In granting the motion to dismiss for want of subject matter jurisdiction, the court relied on decisions under Indiana law that employment of this nature is at will, terminable at any time at the election of employer or employee. Concluding that plaintiff's employment was for an indefinite period of time, the court applied Indiana decisions that only nominal damages can be awarded in such a situation in an action for alleged wrongful discharge, so that the requisite $10,000 jurisdictional amount was lacking.
The court also held that even if it had jurisdiction, plaintiff had received a "proper hearing" within the meaning of Rule 46 because of the jury's finding that the transcript of March 14 hearing was substantially correct. This finding rebutted falsification of the transcript, the only irregularity advanced as to the hearing (apart from the nonprejudicial "forgery").
Ever since St. Paul Mercury Indemnity Co. v. Red Cab Company, 303 U.S. 283, 288-289, 58 S.Ct. 586, 590, 82 L.Ed. 845, a complaint is not to be dismissed for want of jurisdictional amount unless "It must appear to a legal certainty that the claim is really for less than the jurisdictional amount to justify dismissal." See 1 Moore's Federal Practice (2d ed.) ¶¶ 0.91, 0.92, 0.93 and 0.93. There was no such "legal certainty" here, for otherwise the District Court would hardly have referred the issue of the falsity of the transcript to the jury. If the jury had found that the defendant falsified the jury transcript, the requisite jurisdictional amount might have been present.2 See Shiels v. Baltimore & Ohio RR. Co., 154 F.Supp. 917, 926 (S.D.Ind.1957)3, affirmed on other grounds, 254 F.2d 863 (7th Cir. 1958).
We have examined the transcript of the March 14 hearing that the jury found to be "substantially correct." It shows that plaintiff did receive a "proper hearing" within the meaning of Rule 46 and that he was discharged for cause for violation of Rule P. On the merits of the controversy, the judgment of the District Court is affirmed.
On July 11, thirteen days before the jury trial, the District Court announced that it "will enter an extensive memorandum opinion and order denying defendant's motion for summary judgment."
Plaintiff asserts that since he earned between $11,000 and $12,000 a year at the time of his March discharge, the $10,000 jurisdictional amount would have easily been satisfied between then and the August 1967 judgment if his discharge were wrongful for want of a proper hearing
For the purpose of this appeal, it is unnecessary to decide whether theShiels case applied Indiana law in determining that the jurisdictional amount was present.

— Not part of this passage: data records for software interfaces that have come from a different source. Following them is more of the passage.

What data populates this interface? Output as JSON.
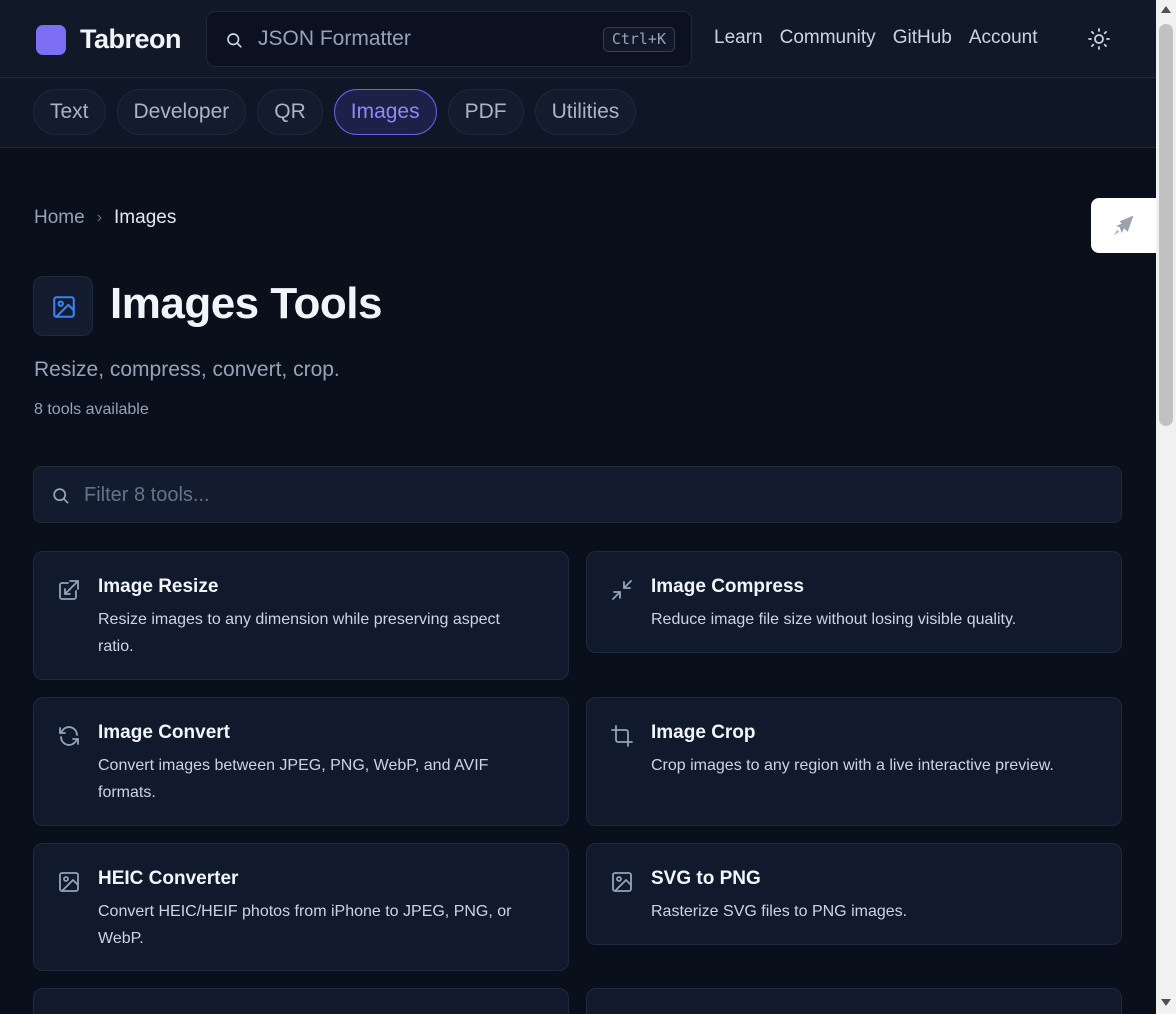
{
  "brand": {
    "name": "Tabreon",
    "accent": "#7c6ff5"
  },
  "search": {
    "placeholder": "JSON Formatter",
    "shortcut": "Ctrl+K"
  },
  "nav": {
    "items": [
      "Learn",
      "Community",
      "GitHub",
      "Account"
    ]
  },
  "categories": [
    {
      "label": "Text",
      "active": false
    },
    {
      "label": "Developer",
      "active": false
    },
    {
      "label": "QR",
      "active": false
    },
    {
      "label": "Images",
      "active": true
    },
    {
      "label": "PDF",
      "active": false
    },
    {
      "label": "Utilities",
      "active": false
    }
  ],
  "breadcrumb": {
    "home": "Home",
    "current": "Images"
  },
  "page": {
    "title": "Images Tools",
    "subtitle": "Resize, compress, convert, crop.",
    "count": "8 tools available",
    "icon": "image-icon"
  },
  "filter": {
    "placeholder": "Filter 8 tools..."
  },
  "tools": [
    {
      "title": "Image Resize",
      "desc": "Resize images to any dimension while preserving aspect ratio.",
      "icon": "resize-icon"
    },
    {
      "title": "Image Compress",
      "desc": "Reduce image file size without losing visible quality.",
      "icon": "compress-icon"
    },
    {
      "title": "Image Convert",
      "desc": "Convert images between JPEG, PNG, WebP, and AVIF formats.",
      "icon": "refresh-icon"
    },
    {
      "title": "Image Crop",
      "desc": "Crop images to any region with a live interactive preview.",
      "icon": "crop-icon"
    },
    {
      "title": "HEIC Converter",
      "desc": "Convert HEIC/HEIF photos from iPhone to JPEG, PNG, or WebP.",
      "icon": "image-icon"
    },
    {
      "title": "SVG to PNG",
      "desc": "Rasterize SVG files to PNG images.",
      "icon": "image-icon"
    }
  ]
}
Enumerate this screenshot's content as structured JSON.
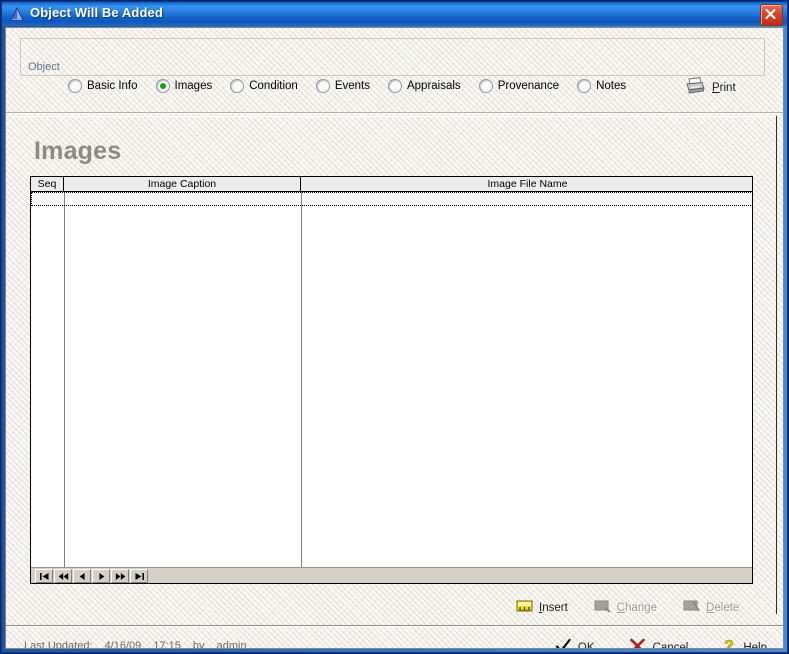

Cf. Pearson v. Youngstown Sheet and Tube Co., 332 F.2d 439 (7th Cir. 1964); Atkins v. Van Buren School Township, 77 Ind. 447, 449 (1881); Davis v. Davis, 197 Ind. 386, 151 N.E. 134 (1926); Montgomery Ward & Co. v. Guignet, 112 Ind.App. 661, 45 N.E.2d 337 (1942); Speeder Cycle Co. v. Teeters, 18 Ind.App. 474, 48 N.E. 595 (1897). That question was not argued on Shiels' appeal.